For the past two years I have been adamantly investigating how I can continue my studies into Masters. This has included figuring out where to study, what to research and most importantly, how to actually pay for this study venture, through funding.
After hours of opening tab, after tab after tab it can feel as if you’re just clicking further and further into a dark pit which is actually just futile, with regards to what you actually need. Bottom line: finding funding that suits your specific needs can be a bit challenging. Alas, you can make your studies a reality. With the right resources, research and planning, it is possible to find what works for you.
Before we get into the more creative options, let’s have a run through of some more well-known ones.
First up: bursaries
Searching for a bursary is often the first port of call when you are trying to find funding. This is owing to the fact that bursaries are the most abundant form of funding available in South Africa (NSFAS alone issued approximately 255 557 bursaries in one year). Although bursaries are plentiful, there are unfortunately still not enough to go around for all the students who require them. Bursaries often don’t have super high marks requirements (like scholarships, for example), but can be dependant on socio-economic status or background.
Receiving a bursary often also means complying with the written agreement or contract compiled by the funding institution. This could involve requirements such as obtaining and maintaining a certain standard of marks throughout the duration of the course or participating in community work or projects. Companies may also offer students work contracts to work for them for a designated period of time, as an alternative for paying back the loan in monetary value.
These are all factors to seriously consider when opting for this route.
After all the controversy, NSFAS which was previously known as a loan scheme has transformed to a bursary structure which covers full tuition fees, registration fees, subsidised meal allowances, transport, books, and learning materials.
How about student loans?
There are two predominant loan routes to take in South Africa, applying for a loan from the bank or a private company.
If you, or a parent or guardian, have an income then you are likely to be eligible to apply for a student loan. However, most institutions require a parent or guardian to co-sign to provide surety of the loan. The student is required to repay monthly installments of the loan once their course is completed. However, in some instances, the rates accumulated by interest are required to be paid while the student is studying.
Interest is a major part of taking out a loan and different types of loans will have different rates of interest. A personal loan, for example, will have a fixed interest rate which is more convenient for budgeting, however, the interest rates are a lot higher than that of a student loan.

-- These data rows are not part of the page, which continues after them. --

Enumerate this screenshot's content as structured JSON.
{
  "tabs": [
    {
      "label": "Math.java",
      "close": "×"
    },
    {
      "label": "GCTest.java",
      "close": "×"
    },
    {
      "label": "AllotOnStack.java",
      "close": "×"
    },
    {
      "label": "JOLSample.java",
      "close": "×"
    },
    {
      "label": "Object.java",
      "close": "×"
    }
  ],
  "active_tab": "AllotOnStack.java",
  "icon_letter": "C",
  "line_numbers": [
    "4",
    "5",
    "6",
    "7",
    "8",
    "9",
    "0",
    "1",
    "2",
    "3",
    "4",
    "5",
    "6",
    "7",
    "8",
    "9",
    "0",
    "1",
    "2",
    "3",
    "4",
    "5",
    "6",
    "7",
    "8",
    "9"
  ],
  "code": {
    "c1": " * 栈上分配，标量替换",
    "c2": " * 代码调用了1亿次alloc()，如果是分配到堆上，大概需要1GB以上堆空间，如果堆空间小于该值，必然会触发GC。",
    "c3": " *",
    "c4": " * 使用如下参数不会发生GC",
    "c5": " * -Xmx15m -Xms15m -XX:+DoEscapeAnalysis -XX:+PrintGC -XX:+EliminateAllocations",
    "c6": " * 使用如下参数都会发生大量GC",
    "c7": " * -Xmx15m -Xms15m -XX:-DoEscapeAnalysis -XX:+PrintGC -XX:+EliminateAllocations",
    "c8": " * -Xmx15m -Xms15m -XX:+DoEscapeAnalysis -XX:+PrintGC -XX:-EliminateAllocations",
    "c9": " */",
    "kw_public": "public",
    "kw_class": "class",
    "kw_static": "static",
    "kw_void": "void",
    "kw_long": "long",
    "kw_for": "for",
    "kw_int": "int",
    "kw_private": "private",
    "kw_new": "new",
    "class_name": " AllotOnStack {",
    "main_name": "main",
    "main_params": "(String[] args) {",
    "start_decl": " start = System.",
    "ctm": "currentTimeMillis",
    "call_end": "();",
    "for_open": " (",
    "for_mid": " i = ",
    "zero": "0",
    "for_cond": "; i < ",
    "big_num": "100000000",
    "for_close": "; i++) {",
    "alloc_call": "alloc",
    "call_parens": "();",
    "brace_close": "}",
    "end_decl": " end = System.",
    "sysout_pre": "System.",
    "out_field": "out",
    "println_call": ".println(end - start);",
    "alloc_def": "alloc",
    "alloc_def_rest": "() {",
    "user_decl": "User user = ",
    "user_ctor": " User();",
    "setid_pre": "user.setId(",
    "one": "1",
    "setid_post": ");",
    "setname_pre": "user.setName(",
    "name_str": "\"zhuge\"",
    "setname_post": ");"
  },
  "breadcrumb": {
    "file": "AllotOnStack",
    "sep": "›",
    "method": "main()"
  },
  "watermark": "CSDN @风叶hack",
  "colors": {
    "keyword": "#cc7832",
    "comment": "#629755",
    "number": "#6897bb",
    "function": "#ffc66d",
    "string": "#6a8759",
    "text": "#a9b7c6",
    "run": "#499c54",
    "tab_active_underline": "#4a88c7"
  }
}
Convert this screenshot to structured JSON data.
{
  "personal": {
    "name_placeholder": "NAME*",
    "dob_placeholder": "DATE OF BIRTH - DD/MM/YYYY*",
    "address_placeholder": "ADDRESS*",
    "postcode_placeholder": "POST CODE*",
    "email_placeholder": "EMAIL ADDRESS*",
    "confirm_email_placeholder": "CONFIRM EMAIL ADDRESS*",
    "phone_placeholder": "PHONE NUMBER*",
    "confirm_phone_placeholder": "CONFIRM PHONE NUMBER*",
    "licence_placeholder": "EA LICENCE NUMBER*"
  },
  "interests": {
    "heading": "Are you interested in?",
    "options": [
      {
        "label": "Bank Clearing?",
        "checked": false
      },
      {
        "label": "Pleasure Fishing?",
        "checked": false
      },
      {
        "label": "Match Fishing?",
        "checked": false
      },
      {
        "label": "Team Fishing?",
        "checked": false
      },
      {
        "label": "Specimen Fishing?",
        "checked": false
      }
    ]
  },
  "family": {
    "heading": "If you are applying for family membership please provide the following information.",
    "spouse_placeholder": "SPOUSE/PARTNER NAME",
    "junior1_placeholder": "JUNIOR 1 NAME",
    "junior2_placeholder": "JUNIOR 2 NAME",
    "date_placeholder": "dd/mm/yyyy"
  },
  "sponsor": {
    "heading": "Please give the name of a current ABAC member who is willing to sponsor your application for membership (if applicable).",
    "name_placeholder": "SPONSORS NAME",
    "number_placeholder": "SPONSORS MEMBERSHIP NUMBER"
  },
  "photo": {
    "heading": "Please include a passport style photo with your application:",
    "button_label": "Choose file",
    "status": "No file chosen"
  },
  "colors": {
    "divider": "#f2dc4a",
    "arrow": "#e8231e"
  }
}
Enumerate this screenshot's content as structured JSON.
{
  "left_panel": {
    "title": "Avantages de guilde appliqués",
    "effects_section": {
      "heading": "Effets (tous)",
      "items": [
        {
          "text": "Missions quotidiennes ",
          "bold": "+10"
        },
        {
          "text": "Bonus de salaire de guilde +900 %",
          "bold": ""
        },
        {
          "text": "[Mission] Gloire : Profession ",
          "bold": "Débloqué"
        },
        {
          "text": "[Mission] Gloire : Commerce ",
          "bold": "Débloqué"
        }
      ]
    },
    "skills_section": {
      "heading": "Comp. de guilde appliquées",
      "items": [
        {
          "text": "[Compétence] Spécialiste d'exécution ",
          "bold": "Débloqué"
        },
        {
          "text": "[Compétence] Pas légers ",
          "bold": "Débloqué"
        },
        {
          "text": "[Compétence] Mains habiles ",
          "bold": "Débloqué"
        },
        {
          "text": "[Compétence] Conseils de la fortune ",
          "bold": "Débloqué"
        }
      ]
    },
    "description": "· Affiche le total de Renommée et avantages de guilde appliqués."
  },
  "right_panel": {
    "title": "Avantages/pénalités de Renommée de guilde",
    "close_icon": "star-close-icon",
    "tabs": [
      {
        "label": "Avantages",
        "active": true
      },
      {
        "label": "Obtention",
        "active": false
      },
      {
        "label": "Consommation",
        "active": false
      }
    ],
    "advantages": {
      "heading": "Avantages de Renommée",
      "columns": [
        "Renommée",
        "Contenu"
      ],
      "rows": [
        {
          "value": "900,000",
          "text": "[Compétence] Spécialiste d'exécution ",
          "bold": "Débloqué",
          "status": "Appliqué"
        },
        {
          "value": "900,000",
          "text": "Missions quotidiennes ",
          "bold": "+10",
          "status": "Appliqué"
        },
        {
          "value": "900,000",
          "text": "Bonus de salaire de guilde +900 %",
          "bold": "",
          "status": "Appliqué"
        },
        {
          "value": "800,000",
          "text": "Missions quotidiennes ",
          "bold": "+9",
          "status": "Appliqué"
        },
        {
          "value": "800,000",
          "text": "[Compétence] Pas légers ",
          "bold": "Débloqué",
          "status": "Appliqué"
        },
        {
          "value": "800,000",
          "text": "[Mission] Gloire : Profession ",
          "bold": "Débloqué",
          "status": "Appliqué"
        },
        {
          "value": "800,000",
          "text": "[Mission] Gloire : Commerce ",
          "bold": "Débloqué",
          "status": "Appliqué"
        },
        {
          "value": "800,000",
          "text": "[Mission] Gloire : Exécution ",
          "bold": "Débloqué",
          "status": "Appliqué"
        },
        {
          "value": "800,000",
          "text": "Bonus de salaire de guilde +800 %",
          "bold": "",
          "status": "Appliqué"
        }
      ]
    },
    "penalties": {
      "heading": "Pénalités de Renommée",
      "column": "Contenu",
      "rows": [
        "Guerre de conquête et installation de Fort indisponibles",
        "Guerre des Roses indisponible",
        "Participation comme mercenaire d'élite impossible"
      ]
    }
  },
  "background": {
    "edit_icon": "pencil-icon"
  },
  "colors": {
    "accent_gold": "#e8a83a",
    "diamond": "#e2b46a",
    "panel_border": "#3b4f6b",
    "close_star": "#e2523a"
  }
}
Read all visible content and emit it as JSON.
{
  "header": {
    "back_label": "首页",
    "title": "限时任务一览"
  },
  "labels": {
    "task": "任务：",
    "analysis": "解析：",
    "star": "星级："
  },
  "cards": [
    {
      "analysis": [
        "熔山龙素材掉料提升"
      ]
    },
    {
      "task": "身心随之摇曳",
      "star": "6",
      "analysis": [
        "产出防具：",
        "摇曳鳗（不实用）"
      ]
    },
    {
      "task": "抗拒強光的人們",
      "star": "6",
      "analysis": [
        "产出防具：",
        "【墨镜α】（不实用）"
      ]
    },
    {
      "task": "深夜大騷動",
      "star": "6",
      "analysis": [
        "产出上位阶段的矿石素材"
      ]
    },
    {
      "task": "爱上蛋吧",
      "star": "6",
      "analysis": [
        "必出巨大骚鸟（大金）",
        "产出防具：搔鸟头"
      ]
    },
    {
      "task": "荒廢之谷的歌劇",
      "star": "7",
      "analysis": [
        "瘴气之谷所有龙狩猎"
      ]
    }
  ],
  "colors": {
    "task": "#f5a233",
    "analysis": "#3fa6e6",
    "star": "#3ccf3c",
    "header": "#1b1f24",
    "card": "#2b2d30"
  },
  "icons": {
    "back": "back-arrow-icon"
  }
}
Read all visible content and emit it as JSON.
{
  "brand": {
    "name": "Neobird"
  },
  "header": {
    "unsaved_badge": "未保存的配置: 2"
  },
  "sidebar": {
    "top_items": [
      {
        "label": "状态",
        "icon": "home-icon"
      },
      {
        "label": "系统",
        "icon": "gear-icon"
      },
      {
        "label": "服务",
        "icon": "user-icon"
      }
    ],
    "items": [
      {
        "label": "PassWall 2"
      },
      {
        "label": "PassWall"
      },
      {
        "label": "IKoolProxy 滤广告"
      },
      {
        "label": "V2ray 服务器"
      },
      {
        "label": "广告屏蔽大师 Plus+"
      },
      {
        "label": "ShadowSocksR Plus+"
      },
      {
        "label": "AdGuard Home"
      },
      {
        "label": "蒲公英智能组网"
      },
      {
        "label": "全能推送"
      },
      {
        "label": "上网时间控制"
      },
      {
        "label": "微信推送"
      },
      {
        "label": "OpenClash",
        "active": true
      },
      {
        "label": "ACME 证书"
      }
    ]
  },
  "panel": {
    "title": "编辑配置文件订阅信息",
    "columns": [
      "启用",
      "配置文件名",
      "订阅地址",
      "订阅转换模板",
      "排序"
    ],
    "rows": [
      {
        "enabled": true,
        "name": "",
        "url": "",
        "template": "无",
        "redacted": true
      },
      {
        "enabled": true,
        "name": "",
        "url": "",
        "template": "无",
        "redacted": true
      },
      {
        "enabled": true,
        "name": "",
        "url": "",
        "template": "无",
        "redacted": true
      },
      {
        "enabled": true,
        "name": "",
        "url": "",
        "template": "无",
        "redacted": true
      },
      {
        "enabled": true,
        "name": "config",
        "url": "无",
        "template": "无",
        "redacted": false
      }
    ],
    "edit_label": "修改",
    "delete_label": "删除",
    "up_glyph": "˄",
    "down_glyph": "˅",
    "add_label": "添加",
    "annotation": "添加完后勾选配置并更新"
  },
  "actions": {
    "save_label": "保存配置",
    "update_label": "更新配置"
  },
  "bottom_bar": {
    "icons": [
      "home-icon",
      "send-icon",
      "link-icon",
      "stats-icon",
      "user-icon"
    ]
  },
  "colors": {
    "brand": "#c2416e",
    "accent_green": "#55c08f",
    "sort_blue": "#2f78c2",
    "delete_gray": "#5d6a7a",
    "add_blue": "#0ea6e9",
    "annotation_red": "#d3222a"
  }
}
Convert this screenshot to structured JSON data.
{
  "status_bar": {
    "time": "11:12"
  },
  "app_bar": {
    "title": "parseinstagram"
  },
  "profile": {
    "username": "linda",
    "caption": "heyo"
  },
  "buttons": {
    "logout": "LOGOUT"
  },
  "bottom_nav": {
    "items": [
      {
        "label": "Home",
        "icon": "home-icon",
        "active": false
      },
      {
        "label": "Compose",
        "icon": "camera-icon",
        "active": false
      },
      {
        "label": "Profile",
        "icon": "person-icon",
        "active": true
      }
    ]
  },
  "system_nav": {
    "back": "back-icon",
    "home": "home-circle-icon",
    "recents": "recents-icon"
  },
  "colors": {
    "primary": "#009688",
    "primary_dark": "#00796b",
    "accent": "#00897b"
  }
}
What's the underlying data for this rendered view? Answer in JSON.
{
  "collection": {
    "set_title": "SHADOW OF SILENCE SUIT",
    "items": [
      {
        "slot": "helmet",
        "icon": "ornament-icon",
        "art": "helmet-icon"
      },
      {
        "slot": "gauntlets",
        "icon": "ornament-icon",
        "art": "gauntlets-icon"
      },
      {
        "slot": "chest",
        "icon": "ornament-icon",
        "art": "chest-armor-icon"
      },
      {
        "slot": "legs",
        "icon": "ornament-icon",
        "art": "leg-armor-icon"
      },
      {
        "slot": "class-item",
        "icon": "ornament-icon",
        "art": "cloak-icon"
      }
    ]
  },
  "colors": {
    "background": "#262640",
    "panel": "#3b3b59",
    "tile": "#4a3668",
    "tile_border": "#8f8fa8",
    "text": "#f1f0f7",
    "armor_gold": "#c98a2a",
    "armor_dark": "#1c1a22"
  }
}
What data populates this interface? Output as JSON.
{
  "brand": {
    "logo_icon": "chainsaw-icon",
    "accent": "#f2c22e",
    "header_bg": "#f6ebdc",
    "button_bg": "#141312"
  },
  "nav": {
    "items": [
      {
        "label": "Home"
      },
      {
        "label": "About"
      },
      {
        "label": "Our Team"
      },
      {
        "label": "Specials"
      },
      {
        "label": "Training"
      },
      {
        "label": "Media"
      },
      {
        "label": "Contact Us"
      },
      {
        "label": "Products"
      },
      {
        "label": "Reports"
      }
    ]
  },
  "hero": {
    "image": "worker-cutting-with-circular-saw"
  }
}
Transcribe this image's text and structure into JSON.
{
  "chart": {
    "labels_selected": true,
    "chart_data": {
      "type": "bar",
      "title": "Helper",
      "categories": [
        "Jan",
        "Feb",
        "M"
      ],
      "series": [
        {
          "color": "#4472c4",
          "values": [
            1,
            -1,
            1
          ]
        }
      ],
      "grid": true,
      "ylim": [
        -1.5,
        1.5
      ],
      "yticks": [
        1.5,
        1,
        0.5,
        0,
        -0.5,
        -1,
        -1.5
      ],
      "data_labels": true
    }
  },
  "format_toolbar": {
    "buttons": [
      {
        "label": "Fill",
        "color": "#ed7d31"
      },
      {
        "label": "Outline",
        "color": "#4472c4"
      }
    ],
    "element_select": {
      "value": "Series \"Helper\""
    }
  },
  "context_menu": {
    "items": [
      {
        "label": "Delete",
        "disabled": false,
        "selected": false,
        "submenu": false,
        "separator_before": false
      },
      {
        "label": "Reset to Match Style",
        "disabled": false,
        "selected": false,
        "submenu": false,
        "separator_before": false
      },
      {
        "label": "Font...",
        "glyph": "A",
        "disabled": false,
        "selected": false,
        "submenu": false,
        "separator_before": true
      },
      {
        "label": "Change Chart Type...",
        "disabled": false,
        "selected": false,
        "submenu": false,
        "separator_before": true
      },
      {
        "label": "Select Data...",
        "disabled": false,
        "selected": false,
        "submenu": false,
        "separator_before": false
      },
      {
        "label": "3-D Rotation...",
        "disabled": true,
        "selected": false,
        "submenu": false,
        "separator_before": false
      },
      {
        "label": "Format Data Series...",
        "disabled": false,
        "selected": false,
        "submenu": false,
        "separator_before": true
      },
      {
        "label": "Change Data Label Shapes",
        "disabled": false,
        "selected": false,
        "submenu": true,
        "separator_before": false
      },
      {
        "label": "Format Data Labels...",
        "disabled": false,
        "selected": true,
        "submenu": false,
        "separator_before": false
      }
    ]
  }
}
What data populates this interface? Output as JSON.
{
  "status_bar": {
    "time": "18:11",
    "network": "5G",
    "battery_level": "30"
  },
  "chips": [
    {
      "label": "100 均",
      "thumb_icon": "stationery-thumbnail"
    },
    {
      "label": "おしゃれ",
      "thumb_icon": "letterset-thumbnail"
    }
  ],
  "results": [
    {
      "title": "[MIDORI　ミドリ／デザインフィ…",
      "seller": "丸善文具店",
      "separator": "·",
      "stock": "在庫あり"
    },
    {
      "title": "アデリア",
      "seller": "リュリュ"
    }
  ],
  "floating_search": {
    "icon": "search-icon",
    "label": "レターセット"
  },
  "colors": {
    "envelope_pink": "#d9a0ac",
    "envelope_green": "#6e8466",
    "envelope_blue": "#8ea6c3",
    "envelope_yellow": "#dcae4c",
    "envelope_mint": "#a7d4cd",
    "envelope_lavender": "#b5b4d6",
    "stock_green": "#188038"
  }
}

This may not always be the most appealing option as once your studies are done, you’re still stuck with a large amount to pay back. These loans are also not void of interest but do often allow students 3-6 months after completing their studies, to start repaying their loan.
Here are some loan options to consider:
Tertiary studies are expensive, there’s no way around it. Luckily though, you have options to finance it – student loans in South Africa are a realistic option, and they are readily available.
What if those options don’t work for me?
As I mentioned above, there are certainly other ways to make your student life a reality.
Working while studying could possibly be a way to ease your financial burdens, however, it will take up more of your free time. Working in retail is a common way to make some bucks as a student and learn a different skill set. There are also many other work opportunities that don’t require long-term commitments. There are many student-friendly jobs such as babysitting, waitering or doing promotions that can help you make some extra cash.
What else is out there?
Another viable option is to study via correspondence which is a lot more affordable. Studying through correspondence is also a good way to save transport, accommodation and food costs. This, and studying part-time, is a great option for students who wish to work and study at the same time. Loans are also available for this study choice however if you are studying part-time and paying for your studies, it is a more flexible way to manage shorter payments over a longer period of time.
There are also crowdfunding sites that are an easy and savvy way to raise money for your studies. This allows family and friends to contribute to your cause. If you have any skills like artistic skills, teaching skills, fitness skills, and administrative skills; you can offer them in return for some funding. The benefits of this sort of funding are that your money is in your hands. You’re able to share your story with a wide audience. It’s a good achievement to have on your CV and its debt free!
The downfalls of this way of fundraising are that it may cause you to feel extra pressure to do really well in your studies, as many people have so generously invested in you. Another is that if you don’t make your target, the money will be refunded back to your patrons/ donors.
Crowdfunding, however, is still a really cool option and you can be super creative by doing things like starting a blog or a YouTube/ Instagram page to update people on your progress and inform them on your cause.
Some crowdfunding sites to check out are:
There’s no one way to fund a study programme and the fact that we are all individuals is more than enough reason for us to have different needs when it comes to our finances. Finding funding is all about searching for the option that works best for you.
Good luck! 🙂